Here the young player took an obvious dive, much to the dismay of NHL legend Peter Forsberg.
Yes, Hatcher's hand does graze Crosby's face but note the extra head jerk after and the ensuing nap Crosby takes on the ice.
Crosby drew the hatred of Philadelphia very early in his career through actions like this.
Maxim Lapierre lightly shoved Crosby in the chest. It's uncertain what exactly Crosby is pretending to have hurt here.
Nonetheless it's a pathetic attempt to draw a penalty.
Crosby jumped on Andreas Lilja. Lilja received the penalty.
Does that make any sense?
An incredibly light slash on the calf caused Crosby to lose his balance and hurt him enough to lay on the ice?
After a playoff series ends, the handshake line is typically led by each team's captain.
After the Detroit Red Wings won the Stanley Cup against Pittsburgh in 2008, it took two minutes before captain Nicklas Lidstrom led the Red Wings' handshake line.
The next season the Penguins won the rematch. As the Red Wings patiently waited, Crosby continued celebrating as his teammates went through the handshakes.
By the time Crosby joined, many of Detroit's players were already in the locker room.

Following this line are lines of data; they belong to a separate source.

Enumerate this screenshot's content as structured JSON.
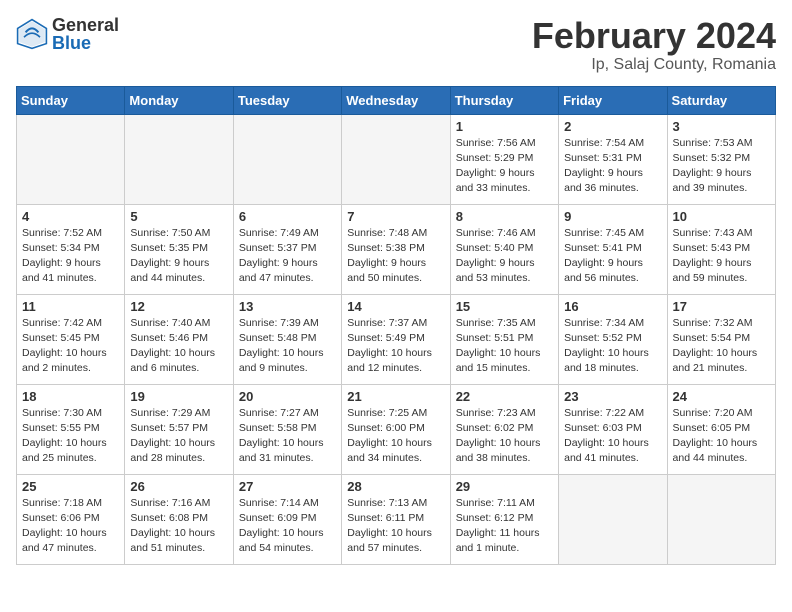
{
  "header": {
    "logo_general": "General",
    "logo_blue": "Blue",
    "month": "February 2024",
    "location": "Ip, Salaj County, Romania"
  },
  "days_of_week": [
    "Sunday",
    "Monday",
    "Tuesday",
    "Wednesday",
    "Thursday",
    "Friday",
    "Saturday"
  ],
  "weeks": [
    [
      {
        "day": "",
        "info": ""
      },
      {
        "day": "",
        "info": ""
      },
      {
        "day": "",
        "info": ""
      },
      {
        "day": "",
        "info": ""
      },
      {
        "day": "1",
        "info": "Sunrise: 7:56 AM\nSunset: 5:29 PM\nDaylight: 9 hours\nand 33 minutes."
      },
      {
        "day": "2",
        "info": "Sunrise: 7:54 AM\nSunset: 5:31 PM\nDaylight: 9 hours\nand 36 minutes."
      },
      {
        "day": "3",
        "info": "Sunrise: 7:53 AM\nSunset: 5:32 PM\nDaylight: 9 hours\nand 39 minutes."
      }
    ],
    [
      {
        "day": "4",
        "info": "Sunrise: 7:52 AM\nSunset: 5:34 PM\nDaylight: 9 hours\nand 41 minutes."
      },
      {
        "day": "5",
        "info": "Sunrise: 7:50 AM\nSunset: 5:35 PM\nDaylight: 9 hours\nand 44 minutes."
      },
      {
        "day": "6",
        "info": "Sunrise: 7:49 AM\nSunset: 5:37 PM\nDaylight: 9 hours\nand 47 minutes."
      },
      {
        "day": "7",
        "info": "Sunrise: 7:48 AM\nSunset: 5:38 PM\nDaylight: 9 hours\nand 50 minutes."
      },
      {
        "day": "8",
        "info": "Sunrise: 7:46 AM\nSunset: 5:40 PM\nDaylight: 9 hours\nand 53 minutes."
      },
      {
        "day": "9",
        "info": "Sunrise: 7:45 AM\nSunset: 5:41 PM\nDaylight: 9 hours\nand 56 minutes."
      },
      {
        "day": "10",
        "info": "Sunrise: 7:43 AM\nSunset: 5:43 PM\nDaylight: 9 hours\nand 59 minutes."
      }
    ],
    [
      {
        "day": "11",
        "info": "Sunrise: 7:42 AM\nSunset: 5:45 PM\nDaylight: 10 hours\nand 2 minutes."
      },
      {
        "day": "12",
        "info": "Sunrise: 7:40 AM\nSunset: 5:46 PM\nDaylight: 10 hours\nand 6 minutes."
      },
      {
        "day": "13",
        "info": "Sunrise: 7:39 AM\nSunset: 5:48 PM\nDaylight: 10 hours\nand 9 minutes."
      },
      {
        "day": "14",
        "info": "Sunrise: 7:37 AM\nSunset: 5:49 PM\nDaylight: 10 hours\nand 12 minutes."
      },
      {
        "day": "15",
        "info": "Sunrise: 7:35 AM\nSunset: 5:51 PM\nDaylight: 10 hours\nand 15 minutes."
      },
      {
        "day": "16",
        "info": "Sunrise: 7:34 AM\nSunset: 5:52 PM\nDaylight: 10 hours\nand 18 minutes."
      },
      {
        "day": "17",
        "info": "Sunrise: 7:32 AM\nSunset: 5:54 PM\nDaylight: 10 hours\nand 21 minutes."
      }
    ],
    [
      {
        "day": "18",
        "info": "Sunrise: 7:30 AM\nSunset: 5:55 PM\nDaylight: 10 hours\nand 25 minutes."
      },
      {
        "day": "19",
        "info": "Sunrise: 7:29 AM\nSunset: 5:57 PM\nDaylight: 10 hours\nand 28 minutes."
      },
      {
        "day": "20",
        "info": "Sunrise: 7:27 AM\nSunset: 5:58 PM\nDaylight: 10 hours\nand 31 minutes."
      },
      {
        "day": "21",
        "info": "Sunrise: 7:25 AM\nSunset: 6:00 PM\nDaylight: 10 hours\nand 34 minutes."
      },
      {
        "day": "22",
        "info": "Sunrise: 7:23 AM\nSunset: 6:02 PM\nDaylight: 10 hours\nand 38 minutes."
      },
      {
        "day": "23",
        "info": "Sunrise: 7:22 AM\nSunset: 6:03 PM\nDaylight: 10 hours\nand 41 minutes."
      },
      {
        "day": "24",
        "info": "Sunrise: 7:20 AM\nSunset: 6:05 PM\nDaylight: 10 hours\nand 44 minutes."
      }
    ],
    [
      {
        "day": "25",
        "info": "Sunrise: 7:18 AM\nSunset: 6:06 PM\nDaylight: 10 hours\nand 47 minutes."
      },
      {
        "day": "26",
        "info": "Sunrise: 7:16 AM\nSunset: 6:08 PM\nDaylight: 10 hours\nand 51 minutes."
      },
      {
        "day": "27",
        "info": "Sunrise: 7:14 AM\nSunset: 6:09 PM\nDaylight: 10 hours\nand 54 minutes."
      },
      {
        "day": "28",
        "info": "Sunrise: 7:13 AM\nSunset: 6:11 PM\nDaylight: 10 hours\nand 57 minutes."
      },
      {
        "day": "29",
        "info": "Sunrise: 7:11 AM\nSunset: 6:12 PM\nDaylight: 11 hours\nand 1 minute."
      },
      {
        "day": "",
        "info": ""
      },
      {
        "day": "",
        "info": ""
      }
    ]
  ]
}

As captain of an NHL team, it is unsportsmanlike to botch such a tradition.
Crosby's unsportsmanlike conduct continues here.
After Detroit defeated Pittsburgh in a regular season meeting, Crosby threw a temper tantrum before being protected by both linesmen.
As if diving wasn't enough, Crosby occasionally feels entitled to free cheap shots. After Lundqvist criticized Crosby for going down easy, the Penguins' captain shoved a goaltender.
If Crosby just stayed on his skates, there wouldn't be an issue.
Look familiar? Watch at the 0:13 mark, Crosby will wait for Montreal's Roman Hamrlik to become involved with another Penguin.
Once Hamrlik is occupied, Crosby shows his cowardice by becoming the third man in and punching someone from behind.
As if the punch from behind to Hamrlik wasn't bad enough, take a look at the two-on-one display by Crosby.
Note where his punches are aimed.
A fair fight begins when two men agree to drop the gloves.Crosby began this fight by jumping an unsuspecting player.
It's interesting to see Penguin fans defend Crosby here. Picture Trevor Gillies of the New York Islanders doing this and imagine the response by Pittsburgh.
What's worse than diving for penalties? Drawing one by delivering an undeserved cheap shot to another player.
Crosby clearly tripped Callahan in this video with a dangerous slewfoot, but Callahan was penalized for interference.
Crosby's dives and cheap shots aren't the only things that irritate hockey fans. They probably hate his sense of entitlement most of all.
Is Crosby the greatest hockey player in the world? Possibly. Should there be special rules created that apply to him and nobody else?
Crosby does not share this opinion. When Ovechkin scored three goals the Verizon Center carried on a hockey tradition by throwing hats onto the ice.
Crosby asked the on-ice official if an announcement could be made for the fans to "stop throwing hats" after a hat trick.
Does the level of ridiculousness this approaches even need to be explained?